Alarms of Struggle and Flight
A WHITER SHADE OF PALE
MRS. SHERSTON, with an unexpected generosity, offered us her hospitality. I moved to the Sherstons’ large house in Hillsborough with Brianna, Jemmy, and my two patients; Jamie divided his time between Hillsborough and the militia camp, which remained in place at Alamance Creek while Tryon satisfied himself that the Regulation had indeed been decisively crushed.
While I couldn’t reach the bullet lodged in Morton’s lung with my forceps, it didn’t appear to be troubling him greatly, and the wound had begun to seal itself in a satisfactory fashion. There was no telling exactly where the bullet was, but plainly it hadn’t pierced any major vessels; as long as it didn’t move further, it was quite possible for him simply to live with the bullet embedded in his body; I had known a good many war veterans who had—Archie Hayes among them.
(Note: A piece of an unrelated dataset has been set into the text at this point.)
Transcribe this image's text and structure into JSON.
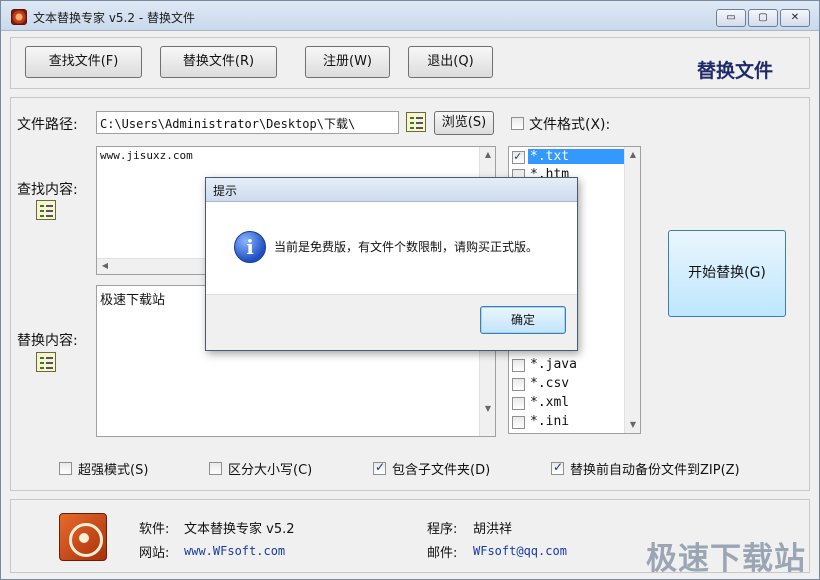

I was not at all sure how stable my small stock of penicillin might prove to be, but it seemed to work; there was a little redness and seepage at the wound site, but no infection, and very little fever. Beyond penicillin, the appearance a few days after the battle of Alicia Brown, now enormously pregnant, was the most important boost to Morton’s recovery. Within an hour of her arrival, he was sitting up in his cot, pale but jubilant, hair sticking up on end and his hand lovingly pressed against the writhing bulges of his unborn child.
Roger was another matter. He was not badly injured, beyond the crushing of his throat—though that was bad enough. The fractures to his fingers were simple; I had set them with splints and they should heal with no trouble. The bruising faded fairly quickly from livid reds and blues into a spectacular array of purple, green, and yellow that made him look as though he had just been exhumed after having been dead for a week or so. His vital signs were excellent. His vitality was not.
He slept a great deal, which should have been good. His slumber wasn’t restful, though; it had about it something unsettling, as though he sought unconsciousness with a fierce desire, and once achieved, clung to it with a stubbornness that bothered me more than I wanted to admit.
Brianna, who possessed her own brand of stubbornness, had the job of forcing him back to wakefulness every few hours, to take some nourishment and have the tube and its incision cleansed and tended. During these procedures, he would fix his eyes on the middle distance, and stare darkly at nothing, making the barest acknowledgment of remarks addressed to him. Once finished, his eyes would close again, and he would lie back on his pillow, bandaged hands folded across his chest like a tomb-figure, with no sound save the soft, breathy whistle from the tube in his neck.
Two days after the battle of Alamance, Jamie arrived at the Sherstons’ house in Hillsborough just before supper, tired from long riding, and covered with reddish dust.
“I had a wee talk wi’ the Governor today,” he said, taking the cup of water I had brought out to him in the yard. He drained it in a gulp and sighed, wiping sweat from his face with a coat-sleeve. “He was fashed about wi’ all the to-do, and of no mind to think about what happened after the battle—but I was of no mind to let it be.”
“I don’t imagine it was much of a contest,” I murmured, helping him to peel off the dusty coat. “William Tryon’s not even Scots, let alone a Fraser.”
That got me a reluctant half-smile. “Stubborn as rocks,” was the succinct description of the Fraser clan I had been given years before—and nothing in the intervening time period had given me cause to think it inaccurate in any way.
“Aye, well.” He shrugged and stretched luxuriously, his vertebrae cracking from the long ride. “Oh, Christ. I’m starved; is there food?” He relaxed and lifted his long nose, sniffing the air hopefully.
“Baked ham and sweet potato pie,” I told him, unnecessarily, since the honey-soaked fragrances of both were thick on the humid air. “So what did the Governor say, once you’d got him properly browbeaten?”